### [Element data from apps and pages]
..............................

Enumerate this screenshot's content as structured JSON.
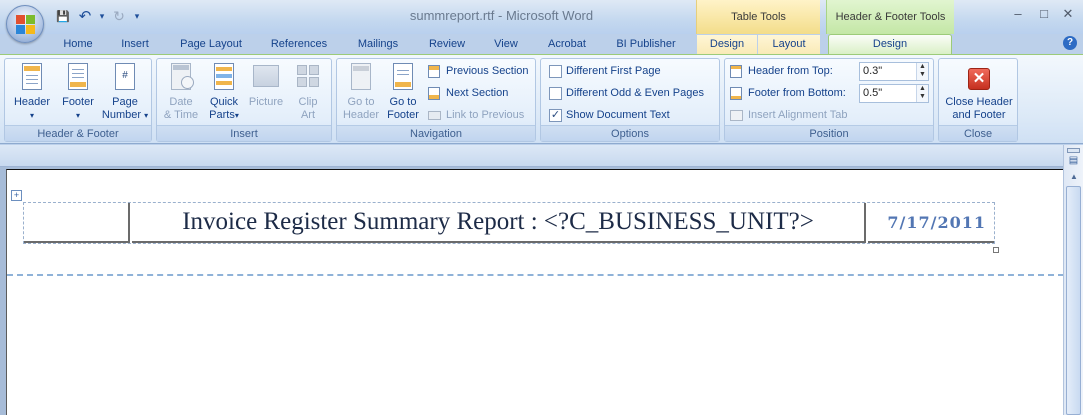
{
  "window": {
    "title": "summreport.rtf - Microsoft Word",
    "context_groups": {
      "table_tools": "Table Tools",
      "header_footer_tools": "Header & Footer Tools"
    },
    "controls": {
      "minimize": "–",
      "maximize": "□",
      "close": "✕"
    }
  },
  "quick_access": {
    "save": "💾",
    "undo": "↶",
    "undo_drop": "▾",
    "redo": "↻",
    "customize": "▾"
  },
  "tabs": [
    "Home",
    "Insert",
    "Page Layout",
    "References",
    "Mailings",
    "Review",
    "View",
    "Acrobat",
    "BI Publisher",
    "Design",
    "Layout",
    "Design"
  ],
  "active_tab": "Design",
  "help": "?",
  "ribbon": {
    "header_footer": {
      "title": "Header & Footer",
      "header": "Header",
      "footer": "Footer",
      "page_number_1": "Page",
      "page_number_2": "Number",
      "dropdown": "▾"
    },
    "insert": {
      "title": "Insert",
      "date_time_1": "Date",
      "date_time_2": "& Time",
      "quick_parts_1": "Quick",
      "quick_parts_2": "Parts",
      "picture": "Picture",
      "clip_art_1": "Clip",
      "clip_art_2": "Art"
    },
    "navigation": {
      "title": "Navigation",
      "goto_header_1": "Go to",
      "goto_header_2": "Header",
      "goto_footer_1": "Go to",
      "goto_footer_2": "Footer",
      "previous_section": "Previous Section",
      "next_section": "Next Section",
      "link_to_previous": "Link to Previous"
    },
    "options": {
      "title": "Options",
      "different_first_page": "Different First Page",
      "different_odd_even": "Different Odd & Even Pages",
      "show_document_text": "Show Document Text",
      "checked_mark": "✓"
    },
    "position": {
      "title": "Position",
      "header_from_top": "Header from Top:",
      "header_from_top_value": "0.3\"",
      "footer_from_bottom": "Footer from Bottom:",
      "footer_from_bottom_value": "0.5\"",
      "insert_alignment_tab": "Insert Alignment Tab",
      "spin_up": "▲",
      "spin_down": "▼"
    },
    "close": {
      "title": "Close",
      "close_header_1": "Close Header",
      "close_header_2": "and Footer"
    }
  },
  "document": {
    "report_title": "Invoice Register Summary Report : <?C_BUSINESS_UNIT?>",
    "report_date": "7/17/2011"
  },
  "colors": {
    "context_table": "#f3dd8a",
    "context_header_footer": "#c4e7a6",
    "date_text": "#5276b3"
  }
}
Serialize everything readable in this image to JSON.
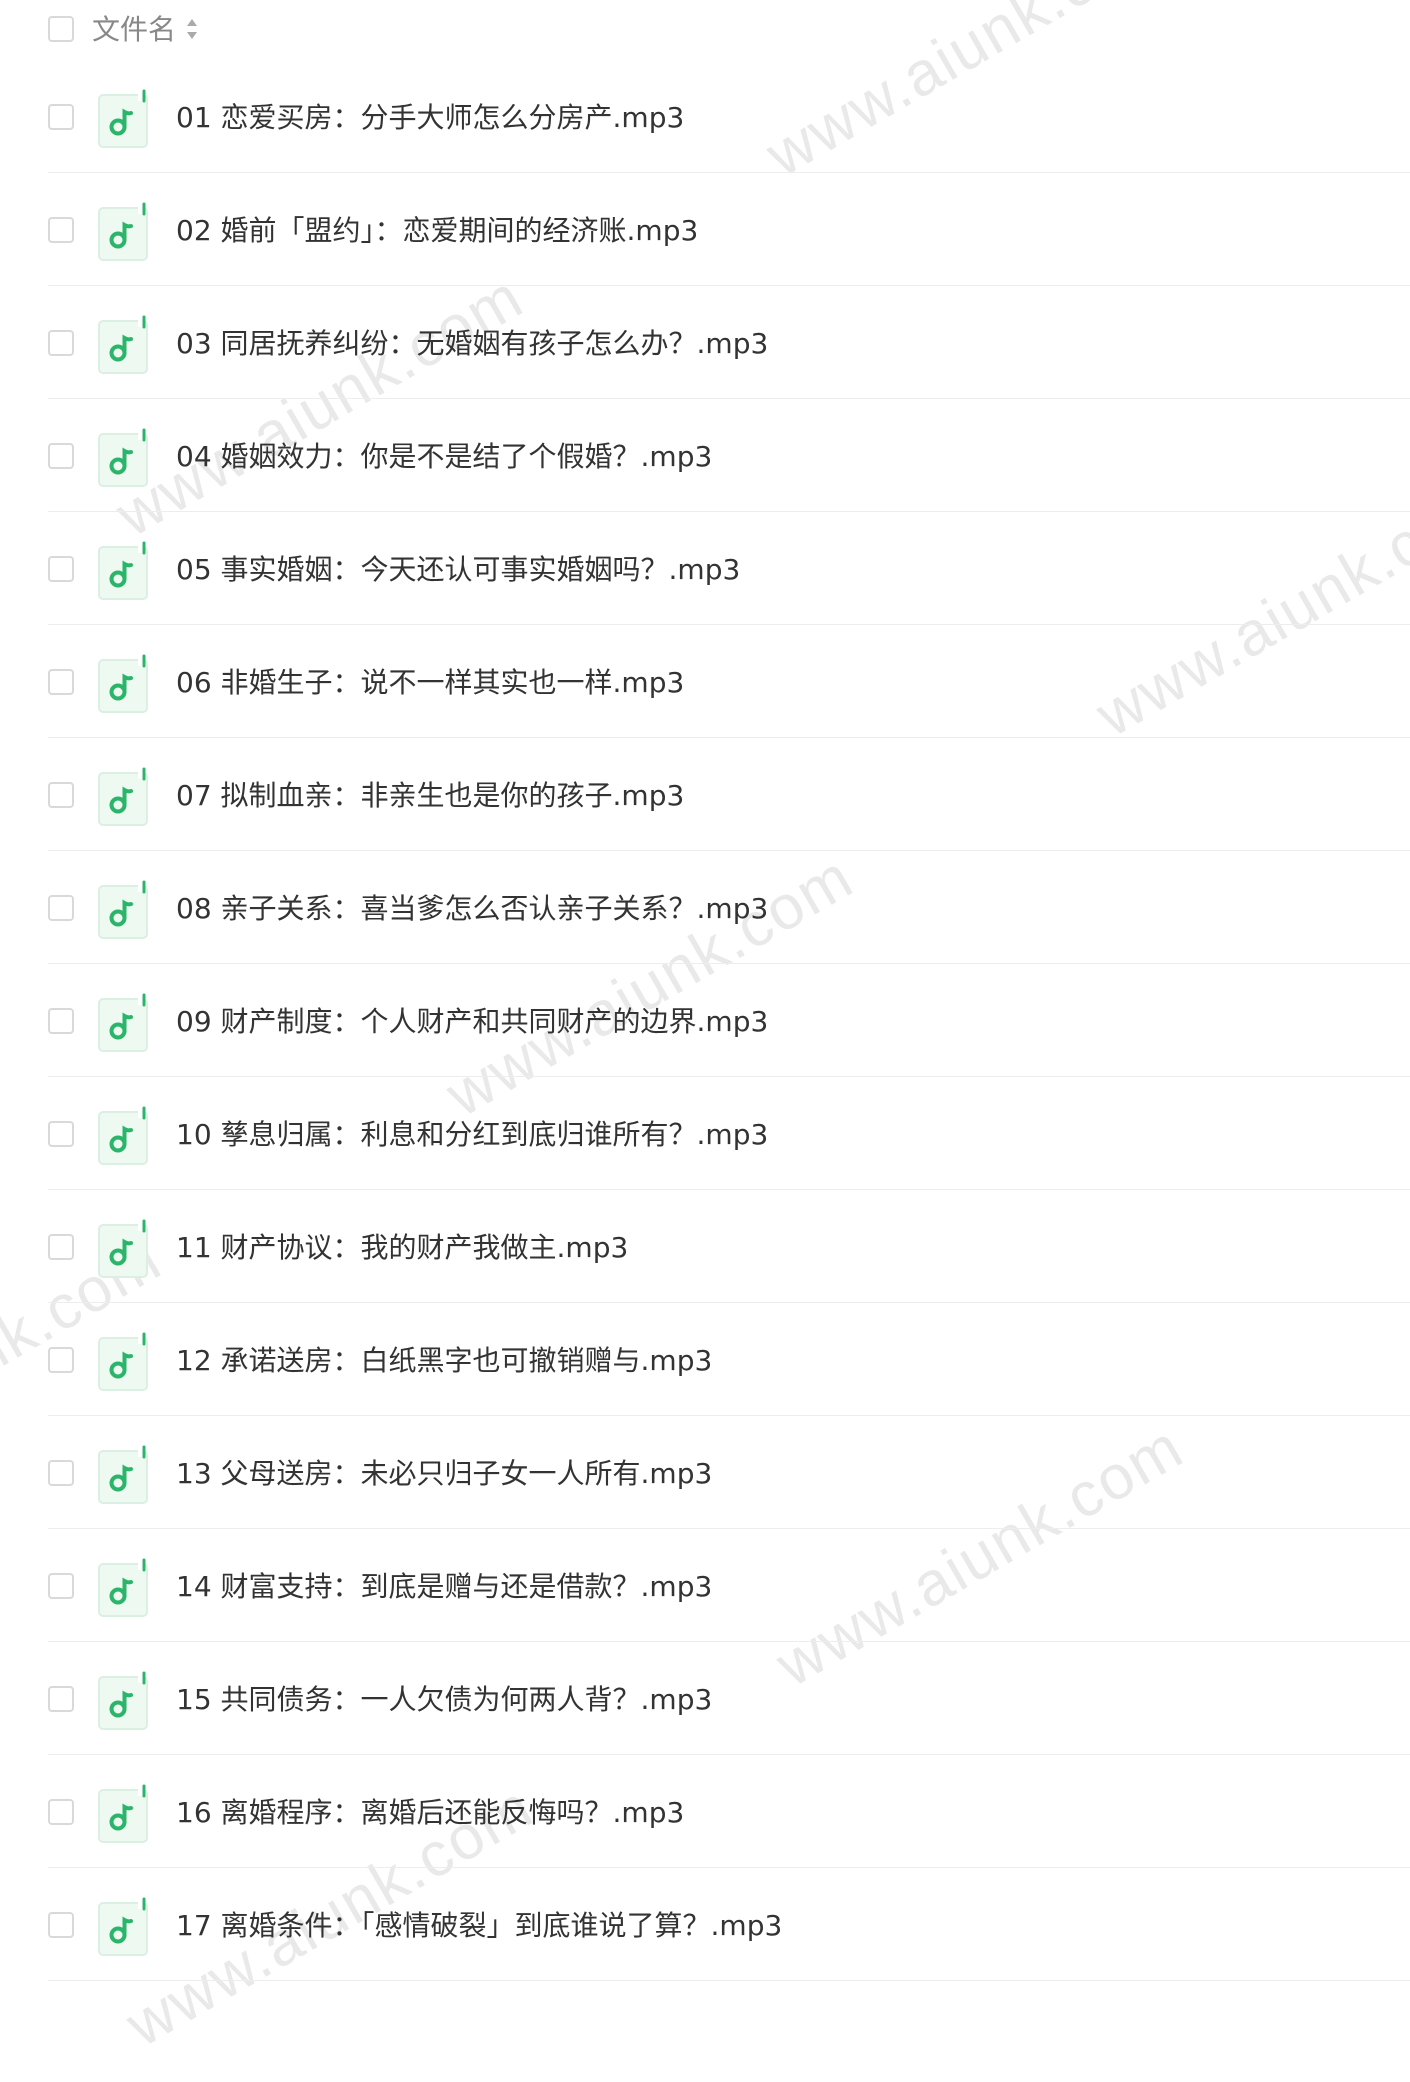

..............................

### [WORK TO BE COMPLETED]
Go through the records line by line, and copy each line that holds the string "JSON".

### [ANSWER TO THIS TASK]
Enumerate this screenshot's content as structured JSON.
Serialize everything readable in this image to JSON.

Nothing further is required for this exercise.